Exposing the Tabooed Image

Ekaterina Shcherbakova (Moscow)

Just as the first impression of the coming in patient means a great lot for the attentive analyst thinking of the patient's image, the deep nature of psychoanalysis itself can be traced taking into consideration the way it appeared against the definite background of the contemporary cultural and scientific context. It is the conscious encroachment upon unconscious taboos - the most powerful obstacles on the way of cognition - that gives this type of psychotherapy the right to conquer the title of the authentic science. The authors, whose textbook appeared almost a century after the first analyst published his first work, share with the readers the viewpoint which attempts audaciously upon the tabooed image of the analyst himself - a living working colleague, a professional and a human being. Therefore it is no wonder to face far more refined and severe defensive means than the resistance of the Philistine of the beginning of the century.

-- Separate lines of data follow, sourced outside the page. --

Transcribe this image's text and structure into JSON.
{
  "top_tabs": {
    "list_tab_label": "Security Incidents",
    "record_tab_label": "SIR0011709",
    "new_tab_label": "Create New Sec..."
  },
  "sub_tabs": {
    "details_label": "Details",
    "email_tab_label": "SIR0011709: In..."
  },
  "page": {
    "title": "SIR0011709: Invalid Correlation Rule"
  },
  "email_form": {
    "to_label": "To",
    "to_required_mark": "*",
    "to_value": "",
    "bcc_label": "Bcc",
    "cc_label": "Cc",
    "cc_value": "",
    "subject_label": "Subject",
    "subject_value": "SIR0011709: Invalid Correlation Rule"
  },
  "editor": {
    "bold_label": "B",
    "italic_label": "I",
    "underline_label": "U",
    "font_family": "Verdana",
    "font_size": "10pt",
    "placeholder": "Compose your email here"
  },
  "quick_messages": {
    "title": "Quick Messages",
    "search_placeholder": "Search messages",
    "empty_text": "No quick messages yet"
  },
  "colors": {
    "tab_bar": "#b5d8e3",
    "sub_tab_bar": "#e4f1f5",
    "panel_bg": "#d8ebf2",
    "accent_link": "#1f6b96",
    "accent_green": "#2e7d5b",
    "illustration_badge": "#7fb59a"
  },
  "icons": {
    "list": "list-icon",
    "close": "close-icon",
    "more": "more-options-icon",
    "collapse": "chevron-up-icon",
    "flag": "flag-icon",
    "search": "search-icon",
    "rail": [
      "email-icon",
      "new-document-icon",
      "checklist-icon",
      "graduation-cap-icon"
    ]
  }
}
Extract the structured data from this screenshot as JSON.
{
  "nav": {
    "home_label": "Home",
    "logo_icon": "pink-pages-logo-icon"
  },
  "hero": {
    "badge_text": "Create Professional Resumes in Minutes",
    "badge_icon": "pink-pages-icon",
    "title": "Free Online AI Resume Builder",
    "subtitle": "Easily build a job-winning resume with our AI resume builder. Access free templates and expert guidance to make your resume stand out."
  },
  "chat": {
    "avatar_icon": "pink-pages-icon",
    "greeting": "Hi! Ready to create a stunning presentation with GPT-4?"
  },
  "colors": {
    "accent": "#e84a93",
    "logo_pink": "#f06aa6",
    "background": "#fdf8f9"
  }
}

The style and the language of the textbook could be in itself a practical guide for the interpreting practitioner whose aim is both to assure the reader's censorship in its self-respect, its ability to enjoy the sofisticated professional dialogue- that is to gain trust - and at the same time to lure the curious reader into the blind alleys (and not by chance!) of the current knowledge just at the moment when the censorship is undoubtedly relaxed due to respectful 'time-honoured' traditions and common human weak points. For instance, one of the 'key-words' of such gentle and skillful treatment with the reader's censorship is the frequent use of the attribute 'indirect' in the text. The amount of the information the reader gets in every sentence also suggests a mild but repeating stress loosening the solid prejudice.

But the most impressive is the immediate action- not just speculation about: the analyst really opens the scene traditionally sacred and worshipped by mutual silent agreement: he opens his face and invites his counterpart (Good Gracious! this is a patient!) to discuss the question "What is me? Whom do you see in front of you and whom are you speaking to? What are we doing here together?" This is the topic which is vital for every analysand because to have an adequate idea of the counterpart is the necessary step before becoming aware of the self. The human face of the analyst supports the patient in acknowledging his own image only when it is evident that the dialogue with the human being differs from the monologue or the silence of the censorship. This is a real scientific feat- to suggest that the analyst should be alive and not conceal it from the patient, - and to commit the first step in overcoming this taboo publishing the therapeutic dialogue.

The Lehrbuch demonstrates the healthy and powerful nature of the science it describes, sensitive to the appeal of the hidden truth.